> _Exercise directions_
Each line from the one containing "Transcribe this image's" to the last line of the listing below must be reproduced exactly, and nothing more.

:::

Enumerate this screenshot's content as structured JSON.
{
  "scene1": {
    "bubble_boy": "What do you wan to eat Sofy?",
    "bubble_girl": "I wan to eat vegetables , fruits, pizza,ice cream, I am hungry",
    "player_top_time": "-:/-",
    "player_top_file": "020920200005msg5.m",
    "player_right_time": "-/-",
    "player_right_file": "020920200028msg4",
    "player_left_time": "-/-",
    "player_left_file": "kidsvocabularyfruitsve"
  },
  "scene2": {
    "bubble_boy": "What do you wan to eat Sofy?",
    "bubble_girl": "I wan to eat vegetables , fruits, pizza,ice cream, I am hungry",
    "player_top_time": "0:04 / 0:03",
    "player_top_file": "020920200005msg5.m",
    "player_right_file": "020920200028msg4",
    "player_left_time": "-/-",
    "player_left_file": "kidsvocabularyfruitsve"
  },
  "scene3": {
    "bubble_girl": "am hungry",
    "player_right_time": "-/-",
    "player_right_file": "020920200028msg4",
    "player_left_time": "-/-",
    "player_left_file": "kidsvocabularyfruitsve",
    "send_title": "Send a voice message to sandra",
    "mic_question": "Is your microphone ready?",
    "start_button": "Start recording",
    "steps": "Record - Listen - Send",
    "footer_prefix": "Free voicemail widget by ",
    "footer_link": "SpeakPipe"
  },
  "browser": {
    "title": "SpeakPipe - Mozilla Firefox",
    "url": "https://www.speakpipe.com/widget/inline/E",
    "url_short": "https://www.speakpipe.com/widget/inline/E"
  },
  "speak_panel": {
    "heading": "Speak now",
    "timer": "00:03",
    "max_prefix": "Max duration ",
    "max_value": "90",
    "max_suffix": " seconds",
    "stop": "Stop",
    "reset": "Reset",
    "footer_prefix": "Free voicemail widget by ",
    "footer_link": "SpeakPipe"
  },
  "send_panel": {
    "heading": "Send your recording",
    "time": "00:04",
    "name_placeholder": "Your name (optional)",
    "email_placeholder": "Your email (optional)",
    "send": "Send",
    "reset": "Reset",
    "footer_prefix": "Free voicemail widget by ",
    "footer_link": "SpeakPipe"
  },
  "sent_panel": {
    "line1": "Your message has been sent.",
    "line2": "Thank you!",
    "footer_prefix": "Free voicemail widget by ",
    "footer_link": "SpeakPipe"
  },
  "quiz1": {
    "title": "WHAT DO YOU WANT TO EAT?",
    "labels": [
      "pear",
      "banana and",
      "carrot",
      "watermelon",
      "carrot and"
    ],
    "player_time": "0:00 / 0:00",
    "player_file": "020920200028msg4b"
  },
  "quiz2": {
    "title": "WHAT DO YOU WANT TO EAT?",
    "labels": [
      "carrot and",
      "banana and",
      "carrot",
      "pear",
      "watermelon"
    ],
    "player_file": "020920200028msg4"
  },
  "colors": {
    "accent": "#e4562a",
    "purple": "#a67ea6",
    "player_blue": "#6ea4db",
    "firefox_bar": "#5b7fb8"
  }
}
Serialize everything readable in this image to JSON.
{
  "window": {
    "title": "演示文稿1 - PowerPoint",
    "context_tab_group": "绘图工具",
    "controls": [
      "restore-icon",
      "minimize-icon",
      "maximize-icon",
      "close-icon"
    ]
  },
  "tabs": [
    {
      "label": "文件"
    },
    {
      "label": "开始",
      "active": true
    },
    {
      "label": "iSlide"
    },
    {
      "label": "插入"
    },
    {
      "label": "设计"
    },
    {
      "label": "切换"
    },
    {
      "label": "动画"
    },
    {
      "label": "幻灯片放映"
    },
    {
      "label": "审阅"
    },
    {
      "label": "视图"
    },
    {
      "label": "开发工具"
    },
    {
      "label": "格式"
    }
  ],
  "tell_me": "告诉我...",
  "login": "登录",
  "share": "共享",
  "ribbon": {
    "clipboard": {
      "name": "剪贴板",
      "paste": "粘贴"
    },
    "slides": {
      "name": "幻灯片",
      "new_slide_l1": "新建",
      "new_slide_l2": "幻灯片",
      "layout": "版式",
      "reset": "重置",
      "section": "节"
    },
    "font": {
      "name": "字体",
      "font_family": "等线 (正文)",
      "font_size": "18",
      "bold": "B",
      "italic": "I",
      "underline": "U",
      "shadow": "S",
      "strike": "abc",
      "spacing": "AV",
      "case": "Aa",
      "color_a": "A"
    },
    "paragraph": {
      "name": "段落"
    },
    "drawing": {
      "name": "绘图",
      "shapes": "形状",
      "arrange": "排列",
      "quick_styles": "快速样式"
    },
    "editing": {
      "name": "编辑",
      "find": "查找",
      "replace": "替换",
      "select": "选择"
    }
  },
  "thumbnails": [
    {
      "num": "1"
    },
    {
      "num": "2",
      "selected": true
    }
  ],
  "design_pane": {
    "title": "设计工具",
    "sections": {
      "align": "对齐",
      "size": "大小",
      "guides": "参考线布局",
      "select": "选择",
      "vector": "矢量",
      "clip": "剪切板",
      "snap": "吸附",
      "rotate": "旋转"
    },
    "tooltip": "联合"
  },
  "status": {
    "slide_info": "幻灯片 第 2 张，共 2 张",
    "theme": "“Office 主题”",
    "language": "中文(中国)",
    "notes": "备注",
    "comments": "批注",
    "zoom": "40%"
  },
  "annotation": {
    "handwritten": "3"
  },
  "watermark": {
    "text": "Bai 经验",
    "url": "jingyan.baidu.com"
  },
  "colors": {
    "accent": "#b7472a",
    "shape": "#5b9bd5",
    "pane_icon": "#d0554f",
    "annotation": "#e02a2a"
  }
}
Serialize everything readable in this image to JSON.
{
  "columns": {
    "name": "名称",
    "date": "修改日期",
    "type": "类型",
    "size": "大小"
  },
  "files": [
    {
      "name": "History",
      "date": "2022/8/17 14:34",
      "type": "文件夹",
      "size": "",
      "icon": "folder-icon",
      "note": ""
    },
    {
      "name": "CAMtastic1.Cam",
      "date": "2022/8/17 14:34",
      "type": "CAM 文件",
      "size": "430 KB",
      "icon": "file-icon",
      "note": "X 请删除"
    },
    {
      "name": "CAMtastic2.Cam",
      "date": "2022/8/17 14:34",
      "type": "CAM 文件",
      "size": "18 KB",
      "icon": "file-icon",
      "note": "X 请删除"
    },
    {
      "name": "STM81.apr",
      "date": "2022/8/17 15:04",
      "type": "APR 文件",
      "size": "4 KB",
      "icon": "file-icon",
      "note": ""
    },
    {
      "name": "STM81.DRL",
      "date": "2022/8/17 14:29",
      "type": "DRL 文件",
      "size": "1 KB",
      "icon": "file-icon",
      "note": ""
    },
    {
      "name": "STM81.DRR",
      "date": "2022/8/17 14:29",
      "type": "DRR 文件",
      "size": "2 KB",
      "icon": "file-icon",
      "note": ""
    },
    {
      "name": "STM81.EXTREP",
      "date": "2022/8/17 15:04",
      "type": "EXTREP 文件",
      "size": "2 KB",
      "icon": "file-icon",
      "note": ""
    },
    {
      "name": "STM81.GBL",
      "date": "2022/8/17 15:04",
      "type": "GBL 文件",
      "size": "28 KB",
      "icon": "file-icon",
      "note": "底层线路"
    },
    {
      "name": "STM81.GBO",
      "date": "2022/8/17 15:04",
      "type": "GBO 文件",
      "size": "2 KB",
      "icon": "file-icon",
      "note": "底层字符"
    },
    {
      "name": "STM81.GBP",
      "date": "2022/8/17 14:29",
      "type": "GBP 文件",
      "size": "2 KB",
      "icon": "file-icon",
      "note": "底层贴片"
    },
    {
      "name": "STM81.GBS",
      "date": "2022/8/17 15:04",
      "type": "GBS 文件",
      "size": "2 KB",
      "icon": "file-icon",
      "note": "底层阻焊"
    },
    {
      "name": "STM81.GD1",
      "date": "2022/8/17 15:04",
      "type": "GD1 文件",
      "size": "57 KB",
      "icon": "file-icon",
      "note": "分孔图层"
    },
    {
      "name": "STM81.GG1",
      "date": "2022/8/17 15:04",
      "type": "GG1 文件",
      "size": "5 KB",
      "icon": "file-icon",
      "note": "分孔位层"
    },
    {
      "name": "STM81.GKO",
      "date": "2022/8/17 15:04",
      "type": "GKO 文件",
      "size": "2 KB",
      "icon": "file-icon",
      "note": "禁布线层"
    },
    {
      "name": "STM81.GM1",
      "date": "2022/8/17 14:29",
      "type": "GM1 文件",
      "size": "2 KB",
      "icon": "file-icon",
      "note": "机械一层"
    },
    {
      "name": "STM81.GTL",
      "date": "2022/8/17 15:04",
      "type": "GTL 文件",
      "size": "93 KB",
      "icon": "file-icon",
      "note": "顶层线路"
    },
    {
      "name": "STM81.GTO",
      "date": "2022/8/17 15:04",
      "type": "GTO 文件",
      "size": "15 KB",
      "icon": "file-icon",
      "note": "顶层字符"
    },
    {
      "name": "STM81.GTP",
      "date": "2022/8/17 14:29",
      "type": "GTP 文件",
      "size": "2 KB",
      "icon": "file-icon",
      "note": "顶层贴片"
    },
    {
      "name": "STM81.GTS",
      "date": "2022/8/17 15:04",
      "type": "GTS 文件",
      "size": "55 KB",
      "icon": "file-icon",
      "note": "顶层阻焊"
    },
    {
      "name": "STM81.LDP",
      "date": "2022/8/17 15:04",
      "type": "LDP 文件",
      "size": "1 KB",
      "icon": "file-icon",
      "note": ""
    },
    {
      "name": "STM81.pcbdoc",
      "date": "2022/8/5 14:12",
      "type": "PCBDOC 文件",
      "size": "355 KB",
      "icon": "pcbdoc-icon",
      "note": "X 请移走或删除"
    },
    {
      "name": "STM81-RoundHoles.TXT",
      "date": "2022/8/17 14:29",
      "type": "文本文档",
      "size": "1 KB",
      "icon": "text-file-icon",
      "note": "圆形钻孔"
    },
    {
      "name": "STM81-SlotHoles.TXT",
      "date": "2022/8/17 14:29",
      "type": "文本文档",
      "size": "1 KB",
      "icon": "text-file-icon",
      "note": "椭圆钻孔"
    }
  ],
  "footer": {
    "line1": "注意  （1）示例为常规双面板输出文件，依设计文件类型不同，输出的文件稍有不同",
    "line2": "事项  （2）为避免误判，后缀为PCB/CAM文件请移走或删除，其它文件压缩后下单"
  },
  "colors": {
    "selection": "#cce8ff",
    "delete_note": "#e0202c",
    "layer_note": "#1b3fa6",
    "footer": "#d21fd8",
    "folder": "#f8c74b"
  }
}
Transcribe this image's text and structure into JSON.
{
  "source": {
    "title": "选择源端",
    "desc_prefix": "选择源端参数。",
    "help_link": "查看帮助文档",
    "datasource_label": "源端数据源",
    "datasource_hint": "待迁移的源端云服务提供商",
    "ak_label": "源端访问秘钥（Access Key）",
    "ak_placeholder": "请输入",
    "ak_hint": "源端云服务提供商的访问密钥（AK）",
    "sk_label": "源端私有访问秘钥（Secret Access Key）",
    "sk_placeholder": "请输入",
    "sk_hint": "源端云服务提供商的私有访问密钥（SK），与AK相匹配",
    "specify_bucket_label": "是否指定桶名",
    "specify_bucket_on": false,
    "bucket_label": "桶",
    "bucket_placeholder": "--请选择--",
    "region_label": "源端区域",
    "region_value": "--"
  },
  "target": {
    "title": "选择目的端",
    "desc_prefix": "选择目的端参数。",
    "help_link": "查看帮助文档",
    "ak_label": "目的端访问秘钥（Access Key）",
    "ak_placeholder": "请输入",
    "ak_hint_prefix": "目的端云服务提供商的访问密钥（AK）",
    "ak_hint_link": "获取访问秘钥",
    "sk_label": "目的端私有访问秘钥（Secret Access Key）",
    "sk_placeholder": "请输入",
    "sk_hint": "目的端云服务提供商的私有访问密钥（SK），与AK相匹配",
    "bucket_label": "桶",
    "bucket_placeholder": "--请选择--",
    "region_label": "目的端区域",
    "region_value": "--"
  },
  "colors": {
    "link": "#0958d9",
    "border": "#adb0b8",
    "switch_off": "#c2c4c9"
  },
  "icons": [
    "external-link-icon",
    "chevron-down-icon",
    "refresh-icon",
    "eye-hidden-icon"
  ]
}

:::

> _Response area_
Transcribe this image's text and structure into JSON.
{
  "source": {
    "title": "选择源端",
    "desc_prefix": "选择源端参数。",
    "help_link": "查看帮助文档",
    "datasource_label": "源端数据源",
    "datasource_hint": "待迁移的源端云服务提供商",
    "ak_label": "源端访问秘钥（Access Key）",
    "ak_placeholder": "请输入",
    "ak_hint": "源端云服务提供商的访问密钥（AK）",
    "sk_label": "源端私有访问秘钥（Secret Access Key）",
    "sk_placeholder": "请输入",
    "sk_hint": "源端云服务提供商的私有访问密钥（SK），与AK相匹配",
    "specify_bucket_label": "是否指定桶名",
    "specify_bucket_on": false,
    "bucket_label": "桶",
    "bucket_placeholder": "--请选择--",
    "region_label": "源端区域",
    "region_value": "--"
  },
  "target": {
    "title": "选择目的端",
    "desc_prefix": "选择目的端参数。",
    "help_link": "查看帮助文档",
    "ak_label": "目的端访问秘钥（Access Key）",
    "ak_placeholder": "请输入",
    "ak_hint_prefix": "目的端云服务提供商的访问密钥（AK）",
    "ak_hint_link": "获取访问秘钥",
    "sk_label": "目的端私有访问秘钥（Secret Access Key）",
    "sk_placeholder": "请输入",
    "sk_hint": "目的端云服务提供商的私有访问密钥（SK），与AK相匹配",
    "bucket_label": "桶",
    "bucket_placeholder": "--请选择--",
    "region_label": "目的端区域",
    "region_value": "--"
  },
  "colors": {
    "link": "#0958d9",
    "border": "#adb0b8",
    "switch_off": "#c2c4c9"
  },
  "icons": [
    "external-link-icon",
    "chevron-down-icon",
    "refresh-icon",
    "eye-hidden-icon"
  ]
}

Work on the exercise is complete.